Where there are many negative effects on households, communities and countries of origin arising from migration, due largely to the loss of labour, in most cases, and in aggregate, migration seems to contribute positively to the capacity of those left behind to adapt to climate change. It also most often leads to net gains in wealth in receiving areas. These findings are heavily context dependent, but broadly they suggest that migration can enhance capacity to adapt to climate change. Many of the benefits of migration for the adaptive capacity of communities of origin arise through remittances. Remittances have many positive effects, including that they: smooth consumption of basic needs such as food across seasons; sustain access to basic needs in times of livelihood shocks such as drought; finance the acquisition of human, social, physical and natural capital; and increase demand and so stimulate local production. Families with labour migrants who remit incomes live better during livelihood crises than those that do not.
Most importantly, the resources that flow from migrants to areas of origin are not merely transfers of money between individuals and households. Networks of migrants have been known to pool resources and invest in public good facilities such as schools and health clinics.

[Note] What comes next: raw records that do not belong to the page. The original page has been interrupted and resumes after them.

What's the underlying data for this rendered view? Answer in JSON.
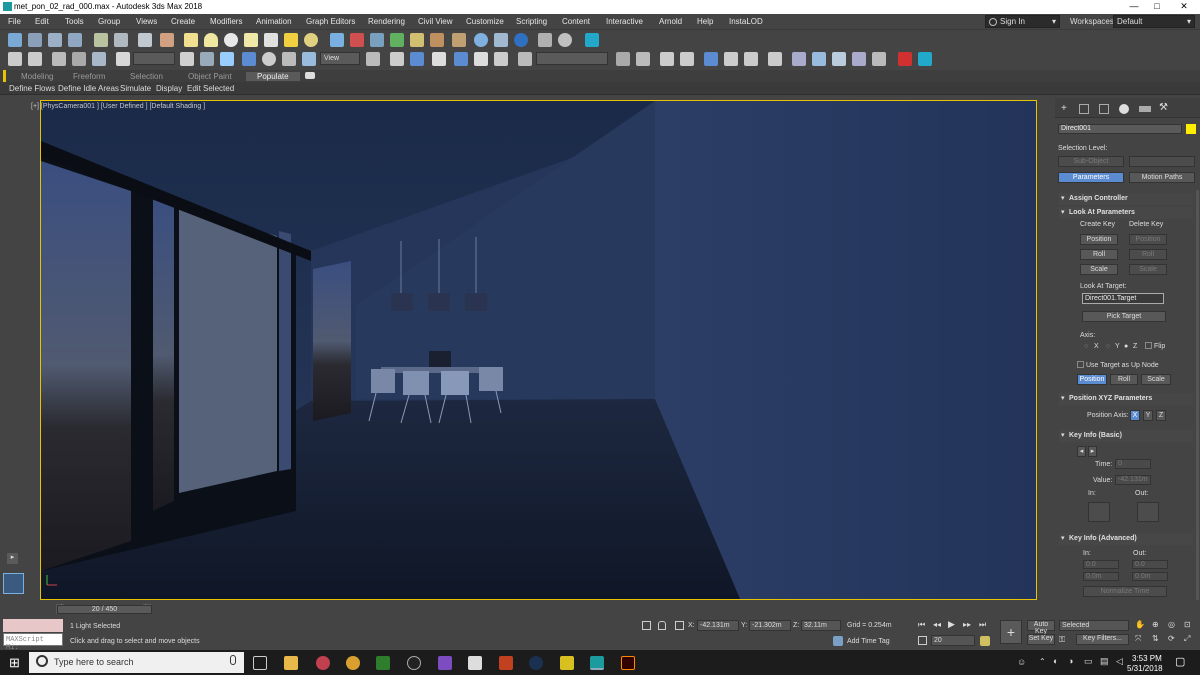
{
  "title": {
    "text": "met_pon_02_rad_000.max - Autodesk 3ds Max 2018",
    "min": "—",
    "max": "□",
    "close": "✕"
  },
  "menu": [
    "File",
    "Edit",
    "Tools",
    "Group",
    "Views",
    "Create",
    "Modifiers",
    "Animation",
    "Graph Editors",
    "Rendering",
    "Civil View",
    "Customize",
    "Scripting",
    "Content",
    "Interactive",
    "Arnold",
    "Help",
    "InstaLOD"
  ],
  "signin": "Sign In",
  "workspaces": {
    "label": "Workspaces:",
    "value": "Default"
  },
  "toolbar": {
    "view_dropdown": "View",
    "selection_set": ""
  },
  "ribbon": {
    "tabs": [
      "Modeling",
      "Freeform",
      "Selection",
      "Object Paint",
      "Populate"
    ],
    "active": "Populate"
  },
  "populate": [
    "Define Flows",
    "Define Idle Areas",
    "Simulate",
    "Display",
    "Edit Selected"
  ],
  "viewport": {
    "label": "[+] [PhysCamera001 ] [User Defined ] [Default Shading ]"
  },
  "command_panel": {
    "object_name": "Direct001",
    "object_color": "#ffee00",
    "selection_level": "Selection Level:",
    "sub_object": "Sub-Object",
    "parameters": "Parameters",
    "motion_paths": "Motion Paths",
    "assign_controller": "Assign Controller",
    "look_at": {
      "title": "Look At Parameters",
      "create_key": "Create Key",
      "delete_key": "Delete Key",
      "position": "Position",
      "roll": "Roll",
      "scale": "Scale",
      "target_label": "Look At Target:",
      "target_value": "Direct001.Target",
      "pick_target": "Pick Target",
      "axis_label": "Axis:",
      "axis_x": "X",
      "axis_y": "Y",
      "axis_z": "Z",
      "flip": "Flip",
      "use_target": "Use Target as Up Node"
    },
    "pos_xyz": {
      "title": "Position XYZ Parameters",
      "axis_label": "Position Axis:",
      "x": "X",
      "y": "Y",
      "z": "Z"
    },
    "key_info_basic": {
      "title": "Key Info (Basic)",
      "time_label": "Time:",
      "time_value": "0",
      "value_label": "Value:",
      "value": "-42.131m",
      "in_label": "In:",
      "out_label": "Out:"
    },
    "key_info_adv": {
      "title": "Key Info (Advanced)",
      "in_label": "In:",
      "out_label": "Out:",
      "in1": "0.0",
      "out1": "0.0",
      "in2": "0.0m",
      "out2": "0.0m",
      "normalize": "Normalize Time"
    }
  },
  "timeline": {
    "frame": "20 / 450",
    "prev": "<",
    "next": ">"
  },
  "status": {
    "maxscript": "MAXScript Mi:",
    "selected": "1 Light Selected",
    "prompt": "Click and drag to select and move objects",
    "x_label": "X:",
    "x": "-42.131m",
    "y_label": "Y:",
    "y": "-21.302m",
    "z_label": "Z:",
    "z": "32.11m",
    "grid": "Grid = 0.254m",
    "add_time_tag": "Add Time Tag",
    "frame_field": "20",
    "auto_key": "Auto Key",
    "set_key": "Set Key",
    "selected_dd": "Selected",
    "key_filters": "Key Filters..."
  },
  "taskbar": {
    "search": "Type here to search",
    "time": "3:53 PM",
    "date": "5/31/2018"
  }
}
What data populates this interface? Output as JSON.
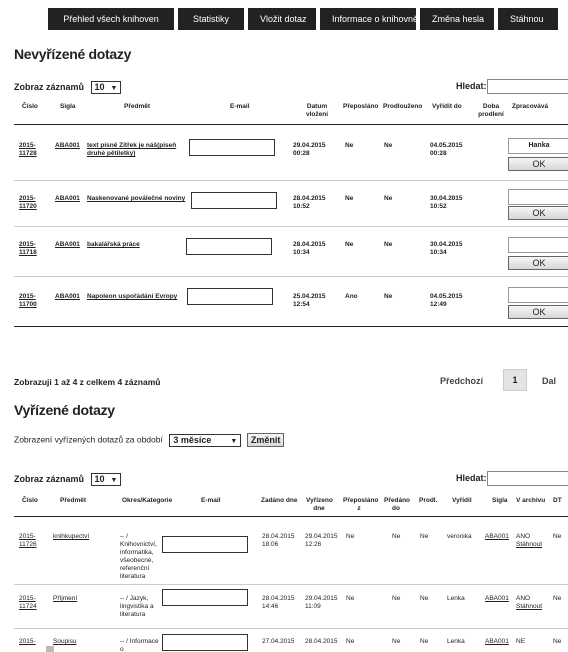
{
  "nav": [
    "Přehled všech knihoven",
    "Statistiky",
    "Vložit dotaz",
    "Informace o knihovně",
    "Změna hesla",
    "Stáhnou"
  ],
  "open": {
    "title": "Nevyřízené dotazy",
    "show_label": "Zobraz záznamů",
    "show_value": "10",
    "search_label": "Hledat:",
    "headers": [
      "Číslo",
      "Sigla",
      "Předmět",
      "E-mail",
      "Datum vložení",
      "Přeposláno",
      "Prodlouženo",
      "Vyřídit do",
      "Doba prodlení",
      "Zpracovává"
    ],
    "rows": [
      {
        "id": "2015-11728",
        "sigla": "ABA001",
        "subject": "text písně Zítřek je náš(píseň druhé pětiletky)",
        "date": "29.04.2015 00:28",
        "fwd": "Ne",
        "ext": "Ne",
        "due": "04.05.2015 00:28",
        "worker": "Hanka",
        "ok": "OK"
      },
      {
        "id": "2015-11720",
        "sigla": "ABA001",
        "subject": "Naskenované poválečné noviny",
        "date": "28.04.2015 10:52",
        "fwd": "Ne",
        "ext": "Ne",
        "due": "30.04.2015 10:52",
        "worker": "",
        "ok": "OK"
      },
      {
        "id": "2015-11718",
        "sigla": "ABA001",
        "subject": "bakalářská práce",
        "date": "28.04.2015 10:34",
        "fwd": "Ne",
        "ext": "Ne",
        "due": "30.04.2015 10:34",
        "worker": "",
        "ok": "OK"
      },
      {
        "id": "2015-11700",
        "sigla": "ABA001",
        "subject": "Napoleon uspořádání Evropy",
        "date": "25.04.2015 12:54",
        "fwd": "Ano",
        "ext": "Ne",
        "due": "04.05.2015 12:49",
        "worker": "",
        "ok": "OK"
      }
    ],
    "info": "Zobrazuji 1 až 4 z celkem 4 záznamů",
    "prev": "Předchozí",
    "page": "1",
    "next": "Dal"
  },
  "done": {
    "title": "Vyřízené dotazy",
    "period_label": "Zobrazení vyřízených dotazů za období",
    "period_value": "3 měsíce",
    "change_btn": "Změnit",
    "show_label": "Zobraz záznamů",
    "show_value": "10",
    "search_label": "Hledat:",
    "headers": [
      "Číslo",
      "Předmět",
      "Okres/Kategorie",
      "E-mail",
      "Zadáno dne",
      "Vyřízeno dne",
      "Přeposláno z",
      "Předáno do",
      "Prodl.",
      "Vyřídil",
      "Sigla",
      "V archivu",
      "DT"
    ],
    "rows": [
      {
        "id": "2015-11726",
        "subject": "knihkupectví",
        "cat": "-- / Knihovnictví, informatika, všeobecné, referenční literatura",
        "entered": "28.04.2015 18:06",
        "resolved": "29.04.2015 12:26",
        "fwd": "Ne",
        "passed": "Ne",
        "ext": "Ne",
        "who": "veronika",
        "sigla": "ABA001",
        "arch": "ANO",
        "arch_link": "Stáhnout",
        "dt": "Ne"
      },
      {
        "id": "2015-11724",
        "subject": "Příjmení",
        "cat": "-- / Jazyk, lingvistika a literatura",
        "entered": "28.04.2015 14:46",
        "resolved": "29.04.2015 11:09",
        "fwd": "Ne",
        "passed": "Ne",
        "ext": "Ne",
        "who": "Lenka",
        "sigla": "ABA001",
        "arch": "ANO",
        "arch_link": "Stáhnout",
        "dt": "Ne"
      },
      {
        "id": "2015-",
        "subject": "Soupisu",
        "cat": "-- / Informace o",
        "entered": "27.04.2015",
        "resolved": "28.04.2015",
        "fwd": "Ne",
        "passed": "Ne",
        "ext": "Ne",
        "who": "Lenka",
        "sigla": "ABA001",
        "arch": "NE",
        "arch_link": "",
        "dt": "Ne"
      }
    ]
  }
}
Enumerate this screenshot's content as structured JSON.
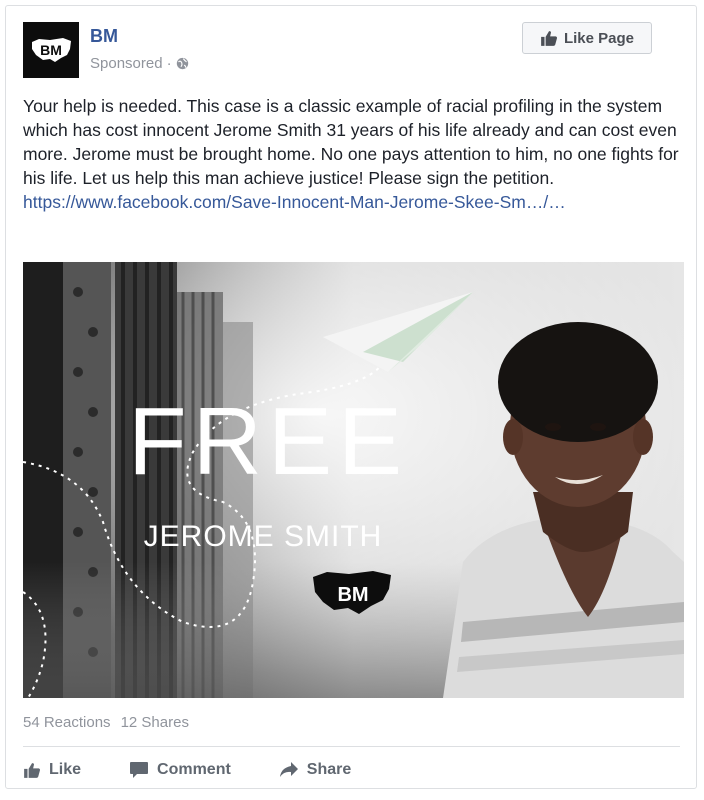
{
  "post": {
    "page_name": "BM",
    "sponsored": "Sponsored",
    "separator": "·",
    "like_page_label": "Like Page",
    "body_text": "Your help is needed. This case is a classic example of racial profiling in the system which has cost innocent Jerome Smith 31 years of his life already and can cost even more. Jerome must be brought home. No one pays attention to him, no one fights for his life. Let us help this man achieve justice! Please sign the petition.",
    "link_text": "https://www.facebook.com/Save-Innocent-Man-Jerome-Skee-Sm…/…",
    "avatar_text": "BM",
    "image": {
      "headline": "FREE",
      "subheadline": "JEROME SMITH",
      "logo_text": "BM"
    }
  },
  "stats": {
    "reactions": "54 Reactions",
    "shares": "12 Shares"
  },
  "actions": {
    "like": "Like",
    "comment": "Comment",
    "share": "Share"
  },
  "colors": {
    "link": "#365899",
    "secondary_text": "#90949c",
    "action_text": "#606770"
  },
  "icons": [
    "globe-icon",
    "thumbs-up-icon",
    "comment-icon",
    "share-arrow-icon",
    "paper-plane-icon"
  ]
}
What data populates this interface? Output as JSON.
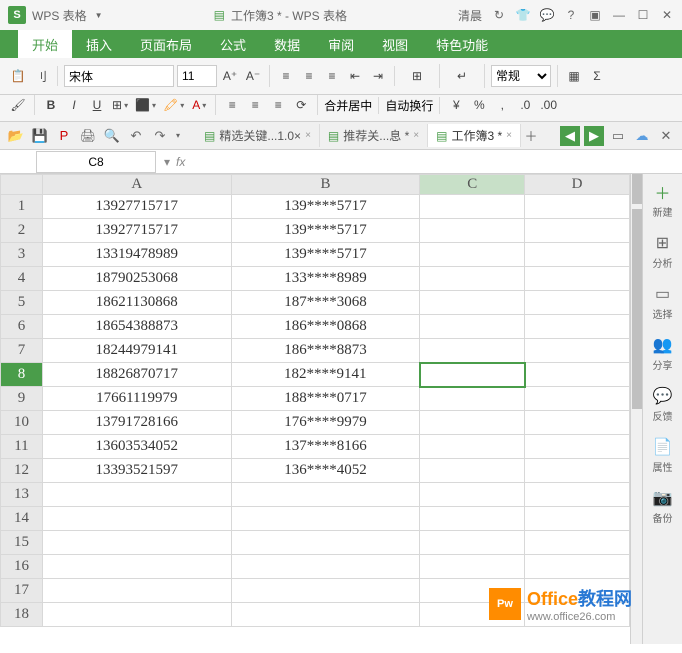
{
  "titlebar": {
    "app_logo": "S",
    "app_name": "WPS 表格",
    "doc_title": "工作簿3 * - WPS 表格",
    "user_name": "清晨"
  },
  "menu": {
    "items": [
      "开始",
      "插入",
      "页面布局",
      "公式",
      "数据",
      "审阅",
      "视图",
      "特色功能"
    ]
  },
  "toolbar": {
    "paste_label": "刂",
    "font_name": "宋体",
    "font_size": "11",
    "merge_label": "合并居中",
    "wrap_label": "自动换行",
    "format_label": "常规"
  },
  "doc_tabs": [
    {
      "label": "精选关键...1.0×"
    },
    {
      "label": "推荐关...息 *"
    },
    {
      "label": "工作簿3 *"
    }
  ],
  "namebox": {
    "cell_ref": "C8",
    "fx": "fx"
  },
  "sheet": {
    "columns": [
      "A",
      "B",
      "C",
      "D"
    ],
    "row_count": 18,
    "selected_cell": "C8",
    "data": {
      "A": [
        "13927715717",
        "13927715717",
        "13319478989",
        "18790253068",
        "18621130868",
        "18654388873",
        "18244979141",
        "18826870717",
        "17661119979",
        "13791728166",
        "13603534052",
        "13393521597"
      ],
      "B": [
        "139****5717",
        "139****5717",
        "139****5717",
        "133****8989",
        "187****3068",
        "186****0868",
        "186****8873",
        "182****9141",
        "188****0717",
        "176****9979",
        "137****8166",
        "136****4052"
      ]
    }
  },
  "sidebar": {
    "items": [
      {
        "icon": "＋",
        "label": "新建"
      },
      {
        "icon": "⊞",
        "label": "分析"
      },
      {
        "icon": "▭",
        "label": "选择"
      },
      {
        "icon": "👥",
        "label": "分享"
      },
      {
        "icon": "💬",
        "label": "反馈"
      },
      {
        "icon": "📄",
        "label": "属性"
      },
      {
        "icon": "📷",
        "label": "备份"
      }
    ]
  },
  "watermark": {
    "logo_text": "Pw",
    "title_a": "Office",
    "title_b": "教程网",
    "url": "www.office26.com"
  }
}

In case of Bangladesh, both internal and international labour migration plays an important role in the development process. Organized internal and international migration can play a significant role in facing the challenges of climate change. Therefore, there is no scope of viewing migration as threat. The government of Bangladesh should incorporate it as an important adaptation strategy. The Overseas Employment Policy should incorporate the provisions for facilitating international migration from potential climate change affected areas. Thus the population movement threat can be transformed into an opportunity in the adaptation process of climate change induced displacement in Bangladesh.
Climate change is predicted to aggravate many existing migratory pressures in Bangladesh. The projections for future displacement driven by climate change are daunting. In the absence of a systematic process to distinguish economic migrants from those of climate-induced, the apparent nexus between climate change and migration is still often treated as coincidental. In Bangladesh, migration is commonly perceived as a failure of adaptation. But managing migration as an adaptation strategy can hugely reduce overall vulnerability particularly in climate hot-spot areas. In this context, migration must be voluntary rather than forced. Once again, the government has a key role to play alongside donors, NGOs and civil society groups.
Md. Selim Reza works as Research and Communications Officer at the Refugee and Migratory Movements Research Unit (RMMRU), University of Dhaka.